Finally, one more note about Coyne’s characterization of BioLogos. He is certain that there can be no rapprochement between evolution and Christian faith, so it is a foregone conclusion in his mind that we are dying. Our announcement on Friday signaled to him that the end has come (though to invoke Mark Twain, I think that the news of our demise is greatly exaggerated). In his view our cause of death is that we have tried so hard not to offend Evangelicals that we have nothing relevant to say about origins. Are we pandering to Evangelicals? That seems to us like accusing New Englanders of pandering to Americans. We ARE Evangelicals, and though there are other Evangelicals who hold some different positions, it is at the core of our mission to help the evangelical church come to terms with what science has shown us about the world. We’re happy to engage with atheists and others outside of evangelicalism when the opportunity arises, but primarily we’re committed to working out as best we can the implications of evolution for Christian faith. And contrary to the assertion that our work hasn’t helped one person, we regularly feature testimonials from those who have found our message valuable.
We’re going to continue exploring ideas in pursuit of the truth on the blog. We’re glad to have readers who are interested in this too. We pledge to do our best at fostering gracious dialogue with you. Undoubtedly we’ll make some more missteps along the way. We’re grateful for your help in staying on track.

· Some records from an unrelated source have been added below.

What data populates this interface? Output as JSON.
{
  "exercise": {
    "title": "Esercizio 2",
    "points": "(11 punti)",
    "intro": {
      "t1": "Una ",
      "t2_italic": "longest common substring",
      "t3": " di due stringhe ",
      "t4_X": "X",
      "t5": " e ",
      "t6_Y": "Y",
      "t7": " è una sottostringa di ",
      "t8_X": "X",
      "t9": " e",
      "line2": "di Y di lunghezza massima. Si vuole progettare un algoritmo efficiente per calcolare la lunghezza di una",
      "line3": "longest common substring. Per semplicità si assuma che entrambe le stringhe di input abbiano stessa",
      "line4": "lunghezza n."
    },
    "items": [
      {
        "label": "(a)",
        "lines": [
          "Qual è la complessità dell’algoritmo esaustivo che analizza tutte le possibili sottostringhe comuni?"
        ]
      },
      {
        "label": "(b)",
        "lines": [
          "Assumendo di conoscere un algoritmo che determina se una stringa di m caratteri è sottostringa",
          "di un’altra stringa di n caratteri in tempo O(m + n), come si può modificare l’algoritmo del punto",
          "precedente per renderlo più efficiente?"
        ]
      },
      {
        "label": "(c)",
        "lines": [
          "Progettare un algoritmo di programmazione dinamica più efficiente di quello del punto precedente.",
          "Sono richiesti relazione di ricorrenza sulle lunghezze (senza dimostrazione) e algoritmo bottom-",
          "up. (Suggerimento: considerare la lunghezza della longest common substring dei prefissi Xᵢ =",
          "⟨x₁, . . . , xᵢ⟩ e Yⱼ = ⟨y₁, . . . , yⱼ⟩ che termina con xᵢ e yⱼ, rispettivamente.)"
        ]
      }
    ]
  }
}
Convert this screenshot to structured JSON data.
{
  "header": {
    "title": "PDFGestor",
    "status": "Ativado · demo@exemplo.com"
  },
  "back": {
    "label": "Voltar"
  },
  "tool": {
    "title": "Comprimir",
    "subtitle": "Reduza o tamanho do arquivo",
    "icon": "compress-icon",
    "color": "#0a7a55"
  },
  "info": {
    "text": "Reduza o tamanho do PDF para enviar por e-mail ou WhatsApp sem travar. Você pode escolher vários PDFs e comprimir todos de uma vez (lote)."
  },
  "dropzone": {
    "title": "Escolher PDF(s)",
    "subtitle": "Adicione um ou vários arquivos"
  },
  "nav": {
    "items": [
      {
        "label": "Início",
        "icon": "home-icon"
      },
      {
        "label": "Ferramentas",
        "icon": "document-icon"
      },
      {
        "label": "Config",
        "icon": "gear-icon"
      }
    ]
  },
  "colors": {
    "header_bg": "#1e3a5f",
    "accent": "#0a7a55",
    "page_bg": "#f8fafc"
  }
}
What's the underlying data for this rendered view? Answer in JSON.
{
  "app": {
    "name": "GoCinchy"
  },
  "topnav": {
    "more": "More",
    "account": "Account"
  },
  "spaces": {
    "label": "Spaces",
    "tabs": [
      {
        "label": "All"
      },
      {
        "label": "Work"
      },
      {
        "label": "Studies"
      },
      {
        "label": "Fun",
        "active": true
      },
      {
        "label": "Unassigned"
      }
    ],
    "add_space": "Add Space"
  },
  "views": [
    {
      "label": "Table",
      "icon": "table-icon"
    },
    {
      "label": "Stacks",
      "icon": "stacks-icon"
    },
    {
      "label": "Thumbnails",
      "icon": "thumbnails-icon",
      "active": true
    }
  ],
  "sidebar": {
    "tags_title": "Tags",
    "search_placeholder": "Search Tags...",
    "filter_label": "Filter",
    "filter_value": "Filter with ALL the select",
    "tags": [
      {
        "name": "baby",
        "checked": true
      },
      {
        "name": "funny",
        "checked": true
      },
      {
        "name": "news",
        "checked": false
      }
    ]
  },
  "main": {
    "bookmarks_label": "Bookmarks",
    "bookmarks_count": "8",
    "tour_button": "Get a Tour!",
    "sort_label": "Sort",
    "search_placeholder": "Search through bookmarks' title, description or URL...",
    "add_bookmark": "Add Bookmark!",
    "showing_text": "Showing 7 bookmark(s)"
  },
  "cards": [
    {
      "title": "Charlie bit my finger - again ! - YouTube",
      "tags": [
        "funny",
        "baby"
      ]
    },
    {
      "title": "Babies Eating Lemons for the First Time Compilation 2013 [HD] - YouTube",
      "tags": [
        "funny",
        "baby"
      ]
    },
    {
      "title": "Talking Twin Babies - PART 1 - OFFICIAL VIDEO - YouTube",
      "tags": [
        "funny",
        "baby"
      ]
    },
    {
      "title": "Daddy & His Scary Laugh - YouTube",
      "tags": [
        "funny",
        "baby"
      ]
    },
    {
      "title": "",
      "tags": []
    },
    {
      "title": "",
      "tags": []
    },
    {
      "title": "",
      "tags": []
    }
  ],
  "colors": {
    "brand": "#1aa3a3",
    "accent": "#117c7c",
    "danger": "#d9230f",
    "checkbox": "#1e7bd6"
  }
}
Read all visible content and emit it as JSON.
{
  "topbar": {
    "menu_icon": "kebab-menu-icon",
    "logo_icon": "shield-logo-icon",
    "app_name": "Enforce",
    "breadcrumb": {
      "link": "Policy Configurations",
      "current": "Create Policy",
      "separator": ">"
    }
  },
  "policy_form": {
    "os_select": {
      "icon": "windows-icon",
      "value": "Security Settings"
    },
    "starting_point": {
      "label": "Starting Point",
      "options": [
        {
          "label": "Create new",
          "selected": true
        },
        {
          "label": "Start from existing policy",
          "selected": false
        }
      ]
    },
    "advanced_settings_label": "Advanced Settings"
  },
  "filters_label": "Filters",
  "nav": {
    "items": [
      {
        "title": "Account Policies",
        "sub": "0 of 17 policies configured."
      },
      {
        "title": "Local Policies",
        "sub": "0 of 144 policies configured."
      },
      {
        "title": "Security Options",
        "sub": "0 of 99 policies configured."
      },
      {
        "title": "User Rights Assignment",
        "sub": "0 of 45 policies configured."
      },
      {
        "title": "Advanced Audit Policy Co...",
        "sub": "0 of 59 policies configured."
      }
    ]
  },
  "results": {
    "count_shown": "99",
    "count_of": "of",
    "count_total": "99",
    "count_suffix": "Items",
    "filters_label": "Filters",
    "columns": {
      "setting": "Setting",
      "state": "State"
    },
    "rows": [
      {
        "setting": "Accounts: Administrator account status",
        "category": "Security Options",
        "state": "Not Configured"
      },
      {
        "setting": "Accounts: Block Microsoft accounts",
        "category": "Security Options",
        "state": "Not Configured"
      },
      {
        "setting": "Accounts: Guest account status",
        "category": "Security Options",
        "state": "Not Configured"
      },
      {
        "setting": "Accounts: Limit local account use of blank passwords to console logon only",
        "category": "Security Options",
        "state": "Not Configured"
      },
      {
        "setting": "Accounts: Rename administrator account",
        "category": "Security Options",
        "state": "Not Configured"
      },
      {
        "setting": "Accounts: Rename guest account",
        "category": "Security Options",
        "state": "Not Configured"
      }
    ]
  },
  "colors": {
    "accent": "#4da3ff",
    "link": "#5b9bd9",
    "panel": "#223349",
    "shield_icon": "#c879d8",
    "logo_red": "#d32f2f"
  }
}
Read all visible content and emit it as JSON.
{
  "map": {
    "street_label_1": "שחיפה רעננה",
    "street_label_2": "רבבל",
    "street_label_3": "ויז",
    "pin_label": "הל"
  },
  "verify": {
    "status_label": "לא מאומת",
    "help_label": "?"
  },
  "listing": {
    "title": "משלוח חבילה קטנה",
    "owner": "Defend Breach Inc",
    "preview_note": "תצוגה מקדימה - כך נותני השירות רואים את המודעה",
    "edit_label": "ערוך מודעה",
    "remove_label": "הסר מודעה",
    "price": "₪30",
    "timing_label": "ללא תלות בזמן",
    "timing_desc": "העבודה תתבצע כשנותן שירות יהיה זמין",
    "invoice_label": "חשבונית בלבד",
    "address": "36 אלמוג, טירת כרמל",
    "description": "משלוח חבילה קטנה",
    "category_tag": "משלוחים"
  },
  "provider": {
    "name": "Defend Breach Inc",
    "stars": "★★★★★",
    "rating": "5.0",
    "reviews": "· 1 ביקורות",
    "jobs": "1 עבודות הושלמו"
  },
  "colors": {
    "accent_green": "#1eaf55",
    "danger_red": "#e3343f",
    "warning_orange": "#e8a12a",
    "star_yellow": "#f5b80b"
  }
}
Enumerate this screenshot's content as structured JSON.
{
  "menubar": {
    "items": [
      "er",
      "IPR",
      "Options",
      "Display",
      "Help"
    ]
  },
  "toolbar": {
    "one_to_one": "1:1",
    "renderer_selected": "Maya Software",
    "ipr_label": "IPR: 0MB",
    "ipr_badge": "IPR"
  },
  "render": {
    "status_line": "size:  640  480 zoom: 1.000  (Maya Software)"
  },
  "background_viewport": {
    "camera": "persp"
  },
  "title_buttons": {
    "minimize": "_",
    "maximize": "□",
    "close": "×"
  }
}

As Content Manager for BioLogos, Jim Stump develops a vision for all BioLogos content development, including choosing themes and recruiting authors for The BioLogos Forum.